Quebec's legislature passed a motion Wednesday against Transport Canada's directive allowing airline passengers to carry small blades, including kirpans.
The motion tabled by the Coalition for Quebec's Future will be sent to federal Transport Minister Marc Garneau and Prime Minister Justin Trudeau.
Garneau told reporters that members of Quebec's national assembly might be misinformed.
He said experts agree small knives, including kirpans – a religious and ceremonial dagger carried by some Sikh men – don't represent any danger on airplanes.
"Unfortunately, maybe the members of the (Quebec legislature) don't have access to all the information," Garneau said. "We are very satisfied that it's very safe."
Transport Canada recently announced that knife blades up to six centimetres long will be allowed on domestic and most international flights, beginning Nov. 27.

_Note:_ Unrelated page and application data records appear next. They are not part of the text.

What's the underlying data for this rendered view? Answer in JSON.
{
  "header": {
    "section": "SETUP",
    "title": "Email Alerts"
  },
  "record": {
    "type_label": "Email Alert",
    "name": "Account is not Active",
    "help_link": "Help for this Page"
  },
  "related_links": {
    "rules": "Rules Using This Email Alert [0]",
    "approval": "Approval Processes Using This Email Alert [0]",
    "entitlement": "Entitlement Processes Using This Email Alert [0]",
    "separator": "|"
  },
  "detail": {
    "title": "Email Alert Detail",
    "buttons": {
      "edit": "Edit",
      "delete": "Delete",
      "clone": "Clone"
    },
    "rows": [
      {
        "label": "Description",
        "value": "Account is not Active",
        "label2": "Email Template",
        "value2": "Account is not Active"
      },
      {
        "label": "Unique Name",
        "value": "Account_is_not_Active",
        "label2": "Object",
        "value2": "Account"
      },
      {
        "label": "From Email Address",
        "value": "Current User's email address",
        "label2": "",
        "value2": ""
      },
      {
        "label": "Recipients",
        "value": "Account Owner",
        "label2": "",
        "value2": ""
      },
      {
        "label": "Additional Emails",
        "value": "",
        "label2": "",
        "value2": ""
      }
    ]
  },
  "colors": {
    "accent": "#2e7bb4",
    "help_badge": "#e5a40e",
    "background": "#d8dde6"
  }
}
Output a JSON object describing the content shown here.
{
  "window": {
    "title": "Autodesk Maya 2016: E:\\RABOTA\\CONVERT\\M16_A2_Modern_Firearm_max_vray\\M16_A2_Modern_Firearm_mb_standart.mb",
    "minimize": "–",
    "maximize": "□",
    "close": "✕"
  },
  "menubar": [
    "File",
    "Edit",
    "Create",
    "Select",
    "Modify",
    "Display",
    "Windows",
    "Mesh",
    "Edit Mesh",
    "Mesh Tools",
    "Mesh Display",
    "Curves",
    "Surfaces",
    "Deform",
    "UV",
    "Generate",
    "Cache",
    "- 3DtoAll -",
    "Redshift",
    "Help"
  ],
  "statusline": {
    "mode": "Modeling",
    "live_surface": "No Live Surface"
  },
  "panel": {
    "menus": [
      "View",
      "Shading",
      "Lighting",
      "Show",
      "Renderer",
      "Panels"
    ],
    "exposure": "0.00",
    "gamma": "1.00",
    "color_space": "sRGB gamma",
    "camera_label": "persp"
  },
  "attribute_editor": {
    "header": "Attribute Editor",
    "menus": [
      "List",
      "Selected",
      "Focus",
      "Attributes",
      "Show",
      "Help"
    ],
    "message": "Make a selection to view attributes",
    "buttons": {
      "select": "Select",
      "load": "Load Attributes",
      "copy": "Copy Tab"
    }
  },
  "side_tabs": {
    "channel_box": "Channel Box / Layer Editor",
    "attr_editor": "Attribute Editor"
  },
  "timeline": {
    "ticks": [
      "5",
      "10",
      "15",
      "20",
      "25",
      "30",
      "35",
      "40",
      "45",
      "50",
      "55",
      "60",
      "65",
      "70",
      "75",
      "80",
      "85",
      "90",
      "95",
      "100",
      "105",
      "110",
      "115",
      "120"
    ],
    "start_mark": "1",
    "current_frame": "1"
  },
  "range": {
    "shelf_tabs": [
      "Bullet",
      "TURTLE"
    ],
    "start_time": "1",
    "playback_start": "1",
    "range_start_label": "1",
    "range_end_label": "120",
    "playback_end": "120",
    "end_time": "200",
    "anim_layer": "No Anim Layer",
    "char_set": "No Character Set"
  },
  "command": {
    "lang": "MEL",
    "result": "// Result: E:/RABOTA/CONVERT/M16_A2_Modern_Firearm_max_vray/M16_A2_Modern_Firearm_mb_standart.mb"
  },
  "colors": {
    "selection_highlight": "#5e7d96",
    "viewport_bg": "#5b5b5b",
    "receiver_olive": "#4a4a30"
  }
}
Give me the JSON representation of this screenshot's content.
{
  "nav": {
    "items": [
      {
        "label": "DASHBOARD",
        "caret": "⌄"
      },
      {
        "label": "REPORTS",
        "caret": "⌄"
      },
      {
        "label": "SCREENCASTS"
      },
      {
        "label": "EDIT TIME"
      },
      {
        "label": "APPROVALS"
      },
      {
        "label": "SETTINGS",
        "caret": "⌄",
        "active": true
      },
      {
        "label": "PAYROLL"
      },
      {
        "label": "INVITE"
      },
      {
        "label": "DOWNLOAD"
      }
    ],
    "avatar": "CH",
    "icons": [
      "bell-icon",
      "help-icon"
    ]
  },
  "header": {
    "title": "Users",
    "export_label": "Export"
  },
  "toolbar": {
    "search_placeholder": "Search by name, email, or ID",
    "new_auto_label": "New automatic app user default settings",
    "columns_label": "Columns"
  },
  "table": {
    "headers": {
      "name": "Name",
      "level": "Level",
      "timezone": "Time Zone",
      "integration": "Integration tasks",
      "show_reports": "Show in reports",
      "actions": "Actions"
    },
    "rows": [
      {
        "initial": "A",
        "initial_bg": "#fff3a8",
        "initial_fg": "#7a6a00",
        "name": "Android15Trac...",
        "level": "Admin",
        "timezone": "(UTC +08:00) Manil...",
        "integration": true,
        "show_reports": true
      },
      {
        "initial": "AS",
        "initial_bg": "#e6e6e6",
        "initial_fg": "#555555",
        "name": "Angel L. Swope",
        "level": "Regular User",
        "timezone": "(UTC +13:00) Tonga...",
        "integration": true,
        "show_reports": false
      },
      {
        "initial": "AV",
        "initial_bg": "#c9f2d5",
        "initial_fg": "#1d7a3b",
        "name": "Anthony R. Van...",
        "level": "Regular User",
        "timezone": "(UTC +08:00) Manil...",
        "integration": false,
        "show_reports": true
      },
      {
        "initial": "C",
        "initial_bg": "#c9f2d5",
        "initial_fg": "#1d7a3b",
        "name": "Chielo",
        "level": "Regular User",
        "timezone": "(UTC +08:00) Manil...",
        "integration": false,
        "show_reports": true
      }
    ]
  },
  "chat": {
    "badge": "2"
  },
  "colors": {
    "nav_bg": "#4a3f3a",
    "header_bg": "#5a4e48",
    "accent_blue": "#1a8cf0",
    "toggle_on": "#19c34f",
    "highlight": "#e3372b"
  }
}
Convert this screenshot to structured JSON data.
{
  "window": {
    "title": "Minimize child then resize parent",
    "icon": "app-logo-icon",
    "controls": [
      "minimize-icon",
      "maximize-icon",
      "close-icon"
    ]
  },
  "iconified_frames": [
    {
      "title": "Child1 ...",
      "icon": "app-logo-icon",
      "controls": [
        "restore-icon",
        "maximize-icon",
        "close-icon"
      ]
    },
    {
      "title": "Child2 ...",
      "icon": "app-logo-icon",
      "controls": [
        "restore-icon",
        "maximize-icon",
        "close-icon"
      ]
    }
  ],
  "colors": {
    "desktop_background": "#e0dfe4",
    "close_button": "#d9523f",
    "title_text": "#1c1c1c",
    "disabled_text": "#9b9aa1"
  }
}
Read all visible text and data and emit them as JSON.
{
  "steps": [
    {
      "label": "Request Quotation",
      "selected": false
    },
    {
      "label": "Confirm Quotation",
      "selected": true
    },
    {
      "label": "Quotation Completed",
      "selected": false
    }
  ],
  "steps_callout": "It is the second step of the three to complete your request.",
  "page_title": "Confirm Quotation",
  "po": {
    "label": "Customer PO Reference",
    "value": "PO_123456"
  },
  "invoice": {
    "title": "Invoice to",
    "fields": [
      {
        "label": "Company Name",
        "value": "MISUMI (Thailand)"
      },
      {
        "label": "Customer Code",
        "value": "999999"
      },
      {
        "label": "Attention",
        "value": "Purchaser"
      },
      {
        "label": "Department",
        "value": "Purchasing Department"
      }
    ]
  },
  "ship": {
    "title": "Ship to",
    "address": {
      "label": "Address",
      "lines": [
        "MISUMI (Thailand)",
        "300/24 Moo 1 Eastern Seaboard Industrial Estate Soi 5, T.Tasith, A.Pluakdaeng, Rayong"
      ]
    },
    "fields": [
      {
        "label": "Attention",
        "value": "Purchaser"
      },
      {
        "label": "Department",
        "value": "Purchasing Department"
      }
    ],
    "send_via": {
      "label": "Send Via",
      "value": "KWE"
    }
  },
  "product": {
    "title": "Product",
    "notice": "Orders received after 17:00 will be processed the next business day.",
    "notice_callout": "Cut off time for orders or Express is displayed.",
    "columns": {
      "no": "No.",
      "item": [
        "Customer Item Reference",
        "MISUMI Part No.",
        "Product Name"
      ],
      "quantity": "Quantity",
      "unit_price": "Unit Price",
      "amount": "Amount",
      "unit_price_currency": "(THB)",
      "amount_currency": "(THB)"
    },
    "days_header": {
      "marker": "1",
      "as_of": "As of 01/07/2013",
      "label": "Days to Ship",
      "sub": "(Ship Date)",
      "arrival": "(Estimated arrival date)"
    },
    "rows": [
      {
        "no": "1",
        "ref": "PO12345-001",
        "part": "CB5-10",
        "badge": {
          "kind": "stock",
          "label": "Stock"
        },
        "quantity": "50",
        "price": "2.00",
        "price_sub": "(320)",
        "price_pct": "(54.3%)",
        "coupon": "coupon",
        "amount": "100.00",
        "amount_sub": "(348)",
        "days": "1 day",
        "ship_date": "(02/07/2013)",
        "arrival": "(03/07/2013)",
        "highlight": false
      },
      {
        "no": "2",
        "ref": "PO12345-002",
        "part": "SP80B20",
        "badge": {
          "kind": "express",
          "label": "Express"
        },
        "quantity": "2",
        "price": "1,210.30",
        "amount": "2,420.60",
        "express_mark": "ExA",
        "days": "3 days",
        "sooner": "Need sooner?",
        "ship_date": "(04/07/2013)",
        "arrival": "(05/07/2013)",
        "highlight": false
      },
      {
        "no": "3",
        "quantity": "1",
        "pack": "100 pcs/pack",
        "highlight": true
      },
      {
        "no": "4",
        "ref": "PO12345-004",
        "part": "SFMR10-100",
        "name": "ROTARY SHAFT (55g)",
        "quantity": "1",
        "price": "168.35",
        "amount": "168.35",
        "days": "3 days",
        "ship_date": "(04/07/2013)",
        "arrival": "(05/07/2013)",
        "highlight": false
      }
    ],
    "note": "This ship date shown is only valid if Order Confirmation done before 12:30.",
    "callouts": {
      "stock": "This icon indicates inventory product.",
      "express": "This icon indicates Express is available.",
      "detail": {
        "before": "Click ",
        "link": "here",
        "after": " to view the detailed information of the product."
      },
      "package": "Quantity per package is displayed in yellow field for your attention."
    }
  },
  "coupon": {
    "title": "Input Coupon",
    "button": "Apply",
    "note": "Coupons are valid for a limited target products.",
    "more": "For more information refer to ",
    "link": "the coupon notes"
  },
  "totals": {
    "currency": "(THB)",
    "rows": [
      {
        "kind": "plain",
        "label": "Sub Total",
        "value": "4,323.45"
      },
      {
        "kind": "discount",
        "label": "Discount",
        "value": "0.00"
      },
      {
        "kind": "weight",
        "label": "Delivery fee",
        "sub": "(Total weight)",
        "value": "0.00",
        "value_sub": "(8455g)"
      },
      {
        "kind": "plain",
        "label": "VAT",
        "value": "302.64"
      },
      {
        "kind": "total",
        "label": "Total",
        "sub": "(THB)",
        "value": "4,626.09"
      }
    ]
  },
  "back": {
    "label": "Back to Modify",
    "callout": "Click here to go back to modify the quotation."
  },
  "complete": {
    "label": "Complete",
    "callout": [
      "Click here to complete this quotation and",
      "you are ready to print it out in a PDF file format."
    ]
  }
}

Quebec Public Security Minister Martin Coiteux said his government, in voting for the motion, was not motivated by religious discrimination but rather by concerns about security.
"It's got absolutely nothing to do with any religious belief," he said. "It's a legitimate question about security on our planes.
"I think there are legitimate questions to be asked, so this is an opportunity for the federal government to explain better why it made this decision."
The World Sikh Organization had been lobbying for the change and welcomed Transport Canada's announcement.
Kirpans are controversial in Quebec, particularly since a 2001 incident when a school board demanded a young Sikh boy not bring his ceremonial dagger to school.
The case made its way to the Supreme Court, with the court ruling unanimously in 2006 the board was wrong to deny the student his right to carry the knife.
Amir Khadir, one of three members of Quebec solidaire who abstained on the motion, said the legislature was using members of the Sikh community as scapegoats because some of them carry the kirpan.
Blades of any length will continue to be banned on flights to the United States, while razor blades and box cutters of any size will remain prohibited on all flights.
This content appears as provided to The Globe by the originating wire service. It has not been edited by Globe staff.